In other words, the definition of "fraudulent medicine" does not exclude IP infringements from the scope of the definition, and accordingly could be used to criminalise alleged IP infringement. Secondly, the definition is so broad that it includes substandard medicines within its scope. This broad scope would bring all the licensed manufacturers under the constant threat of criminal prosecution. Often, circulation of substandard products occurs without any criminal intent. Thirdly, the definition does not refer to criminal intention, i.e. mens rea, which is the constituent element of any criminal act.
UNODC's approach to the circulation of medicines with compromised quality, safety and efficacy is enforcement of criminal law especially within the framework of CTOC. According to one developing country delegate, in the absence of such clarity, the licensed producers who may infringe IP or produce and sell substandard product without any criminal intent or negligence, due to factors beyond their control, might face criminal investigation and prosecution.
The criminal law approach without looking at strengthening of drug regulatory authorities and access to affordable medicines is also mooted by the International Medical Product Anti Counterfeit Taskforce (IMPACT). The IMPACT working group has even drafted a model law. Many developing countries rejected this approach in the WHO, realizing the limitation of this approach.
(Due to protests from civil society groups working on public health and several WHO Member States, IMPACT was removed from the WHO where it was originally located.)
Another important problem with UNODC's initiative is the lack of verifiable evidence. UNODC has so far published four transnational organised crime threat assessment reports. All of these reports used data from questionable sources. For instance, the UNODC report titled "Globalization of the Crime: A transnational Organized Crime Threat Assessment" and published in 2010 cites the Pharmaceutical Security Institute (PSI) and states that: "According to the incident database of the Pharmaceutical Security Institute, countries in Asia report the largest share of counterfeits detected globally".

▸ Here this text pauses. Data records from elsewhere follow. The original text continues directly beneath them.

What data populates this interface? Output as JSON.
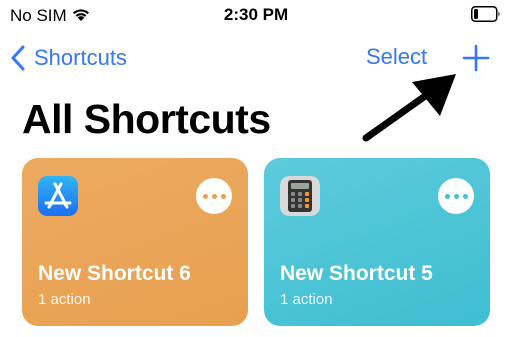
{
  "status_bar": {
    "carrier": "No SIM",
    "time": "2:30 PM",
    "wifi_icon": "wifi-icon",
    "battery_icon": "battery-icon"
  },
  "nav": {
    "back_label": "Shortcuts",
    "select_label": "Select",
    "add_icon": "plus-icon"
  },
  "page_title": "All Shortcuts",
  "colors": {
    "accent": "#3478f6",
    "card_orange": "#e8a04e",
    "card_teal": "#45c1d4"
  },
  "shortcuts": [
    {
      "title": "New Shortcut 6",
      "subtitle": "1 action",
      "icon": "app-store-icon",
      "color": "#e8a04e"
    },
    {
      "title": "New Shortcut 5",
      "subtitle": "1 action",
      "icon": "calculator-icon",
      "color": "#45c1d4"
    }
  ]
}
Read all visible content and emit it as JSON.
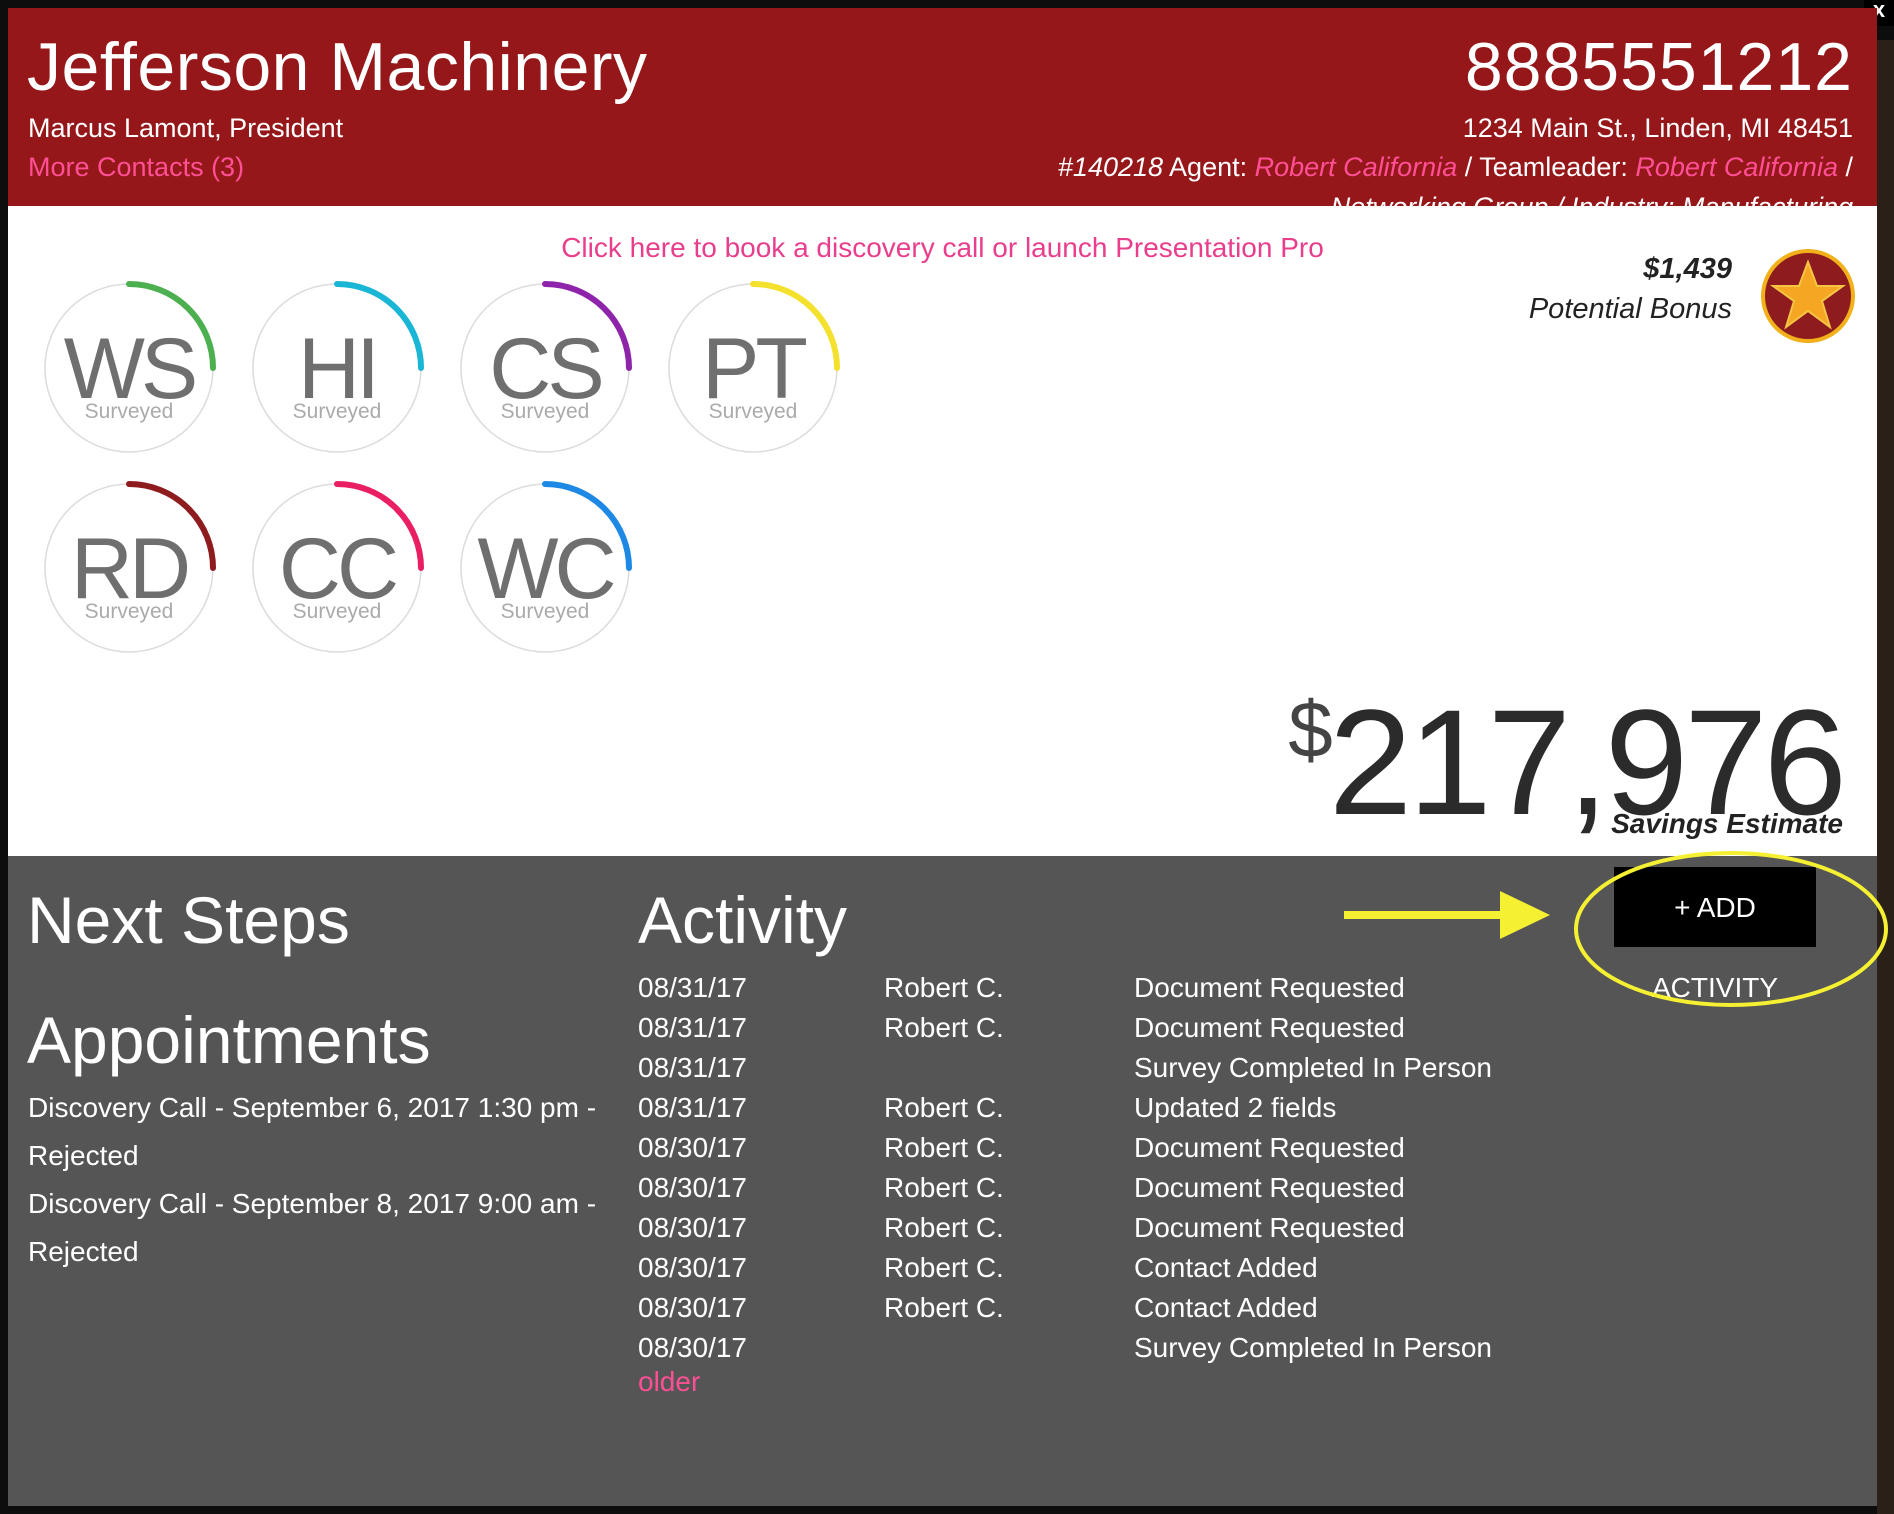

Two recently published reports also use the same pattern. Further, UNODC reports also use data from the World Customs Organisation, INTERPOL etc. Data from these organisations substantially includes IP infringement or violation of customs or registration laws rather than the quality of compromised medicines. Thus, public health is not their focus.
Further, UNODC also cites documents that cannot be traced. For instance, Paragraph 2 of the document circulated in the current 22nd session of the CCPCJ states: "While there remains significant gaps in our understanding of the problem, trafficking in fraudulent medicines is recognized as a major public health threat, leading to an estimated 200,000 deaths worldwide every year."
Footnote No. 2 of the document referencing the number of deaths simply cites ‘WHO2008' without citing further details of the source to help one to retrieve the document. One WHO observer disclosed that there is no such WHO study in existence.
The first round of the informal consultations on the resolution proposed by Argentina is in progress. The CCPCJ report and the resolution will be discussed at the plenary meeting on 25 April.